1. Search for content
1.1 Search for text or files on a site
- Go to the site you want to search. Site search results do not include content on a parent site or on adjacent sites. Make sure you’re at the top site for the search results you want.
- In the search box, type the word or phrase that you want to look for, and then click the Search button.
- By default, search results are displayed by relevance. To sort the results differently, click an option at the left pane. You can restrict queries by result type, author and modified date.
1.2 Search for text or files in a list or library
- Go to the list or library that you want to search.
- In the search box, type the word or phrase that you want to look for, and then click the looking glass icon.
- By default, search results are displayed ascendingly by name. To sort the results differently, click the different headers.
1.3 Write effective queries
Whether you search from a site, constructing an effective query can result in quickly finding the information you want.
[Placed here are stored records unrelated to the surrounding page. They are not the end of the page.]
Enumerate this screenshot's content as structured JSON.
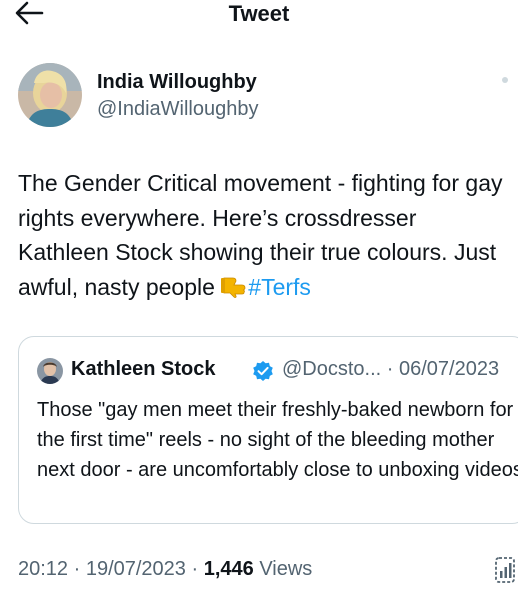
{
  "header": {
    "title": "Tweet",
    "back_icon": "arrow-left-icon"
  },
  "author": {
    "name": "India Willoughby",
    "handle": "@IndiaWilloughby"
  },
  "tweet": {
    "text": "The Gender Critical movement - fighting for gay rights everywhere. Here’s crossdresser Kathleen Stock showing their true colours. Just awful, nasty people ",
    "emoji": "thumbs-down-icon",
    "hashtag": "#Terfs"
  },
  "quote": {
    "name": "Kathleen Stock",
    "verified_icon": "verified-badge-icon",
    "meta": "@Docsto... · 06/07/2023",
    "text": "Those \"gay men meet their freshly-baked newborn for the first time\" reels - no sight of the bleeding mother next door - are uncomfortably close to unboxing videos"
  },
  "footer": {
    "timestamp": "20:12 · 19/07/2023 · ",
    "views_count": "1,446",
    "views_label": " Views"
  },
  "colors": {
    "accent": "#1d9bf0",
    "secondary_text": "#536471",
    "border": "#cfd9de",
    "verified": "#1d9bf0",
    "emoji": "#f4b400"
  }
}
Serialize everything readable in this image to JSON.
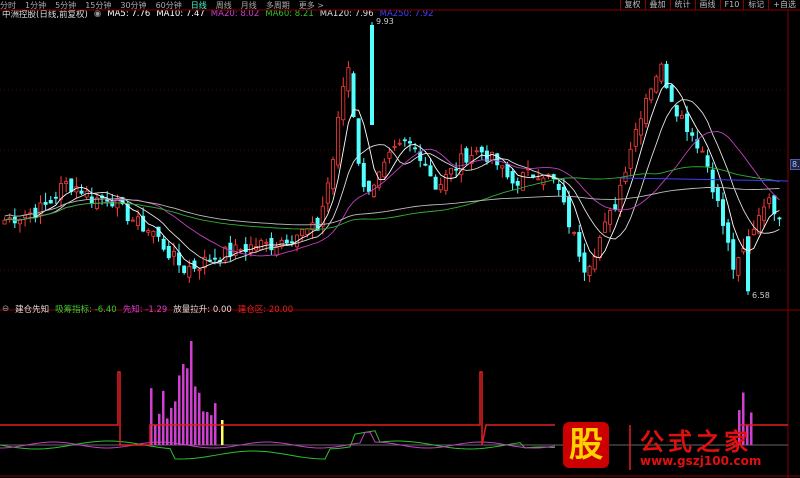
{
  "periods": [
    "分时",
    "1分钟",
    "5分钟",
    "15分钟",
    "30分钟",
    "60分钟",
    "日线",
    "周线",
    "月线",
    "多周期",
    "更多 >"
  ],
  "active_period": "日线",
  "right_buttons": [
    "复权",
    "叠加",
    "统计",
    "画线",
    "F10",
    "标记",
    "+自选"
  ],
  "stock_title": "中洲控股(日线,前复权)",
  "ma_legend": [
    {
      "label": "MA5: 7.76",
      "color": "#ffffff"
    },
    {
      "label": "MA10: 7.47",
      "color": "#ffffff"
    },
    {
      "label": "MA20: 8.02",
      "color": "#d040d0"
    },
    {
      "label": "MA60: 8.21",
      "color": "#30c030"
    },
    {
      "label": "MA120: 7.96",
      "color": "#dddddd"
    },
    {
      "label": "MA250: 7.92",
      "color": "#4040ff"
    }
  ],
  "high_label": "9.93",
  "low_label": "6.58",
  "right_price_label": "8.",
  "indicator": {
    "name": "建仓先知",
    "items": [
      {
        "label": "吸筹指标: -6.40",
        "color": "#30d030"
      },
      {
        "label": "先知: -1.29",
        "color": "#d040d0"
      },
      {
        "label": "放量拉升: 0.00",
        "color": "#dddddd"
      },
      {
        "label": "建仓区: 20.00",
        "color": "#e02020"
      }
    ]
  },
  "watermark": {
    "logo": "股",
    "title": "公式之家",
    "url": "www.gszj100.com"
  },
  "chart_data": {
    "type": "candlestick",
    "price_range": [
      6.58,
      9.93
    ],
    "key_closes": [
      7.5,
      7.55,
      7.6,
      7.7,
      7.95,
      7.9,
      7.75,
      7.8,
      7.6,
      7.45,
      7.35,
      7.1,
      6.9,
      6.95,
      7.05,
      7.1,
      7.15,
      7.2,
      7.2,
      7.3,
      7.35,
      7.4,
      8.2,
      9.5,
      7.85,
      8.0,
      8.3,
      8.45,
      8.3,
      7.9,
      8.1,
      8.3,
      8.35,
      8.2,
      7.95,
      8.05,
      8.1,
      7.95,
      7.4,
      6.9,
      7.3,
      7.7,
      8.4,
      9.0,
      9.4,
      8.9,
      8.6,
      8.3,
      7.6,
      6.85,
      7.3,
      7.75,
      7.6
    ],
    "indicator_bars": {
      "purple_ranges": [
        [
          150,
          215
        ],
        [
          738,
          753
        ]
      ]
    }
  }
}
You can use a combination of free text, phrases, logical operators, and property-based restrictions look for information or people.
Here are some things to keep in mind when writing a query:
- Separate search terms with spaces The search results will list all content containing all of the words in any order.
- Search ignores capitalization A search for Author:John has the same results as a search for author:john.
- Use quotation marks for exact results When you are sure that the document you want contains the exact words in the exact order of your query, put the query in quotes. Otherwise, it is best to leave the phrase unquoted. For example, a query for this article, Search for content will find only those articles where “search” AND “content” are together.
- Number of characters A query must be no longer than 255 characters.
1.4 Add Boolean logic to a query
Now that you know about the basics of search, you might want to add some parameters to make your search results more specific. SharePoint allows you to use Boolean logic to keywords and properties, which means connecting them with the operators AND, OR, NOT, + (PLUS), and – (MINUS) to construct a meaningful query. Use the following examples to help create successful queries.
Description and example
Use to find all words documents, regardless of their relationship. For example, apples AND oranges finds all documents containing both apples and oranges, but the two terms might not be concurrent in the documents.
Use OR to find all documents containing either word or words. For example, a search for C++ OR C# finds all documents containing either of those programming languages.
Use NOT to exclude certain results. For example, marketing AND forecast NOT budget will return documents containing the keywords marketing and forecast, but not budget.
The query SharePoint+Excel will return all documents containing both keywords.
The query SharePoint+Excel -Excel 2007 -Excel 2003 will return all documents containing keywords Excel 2003 and Excel 2007.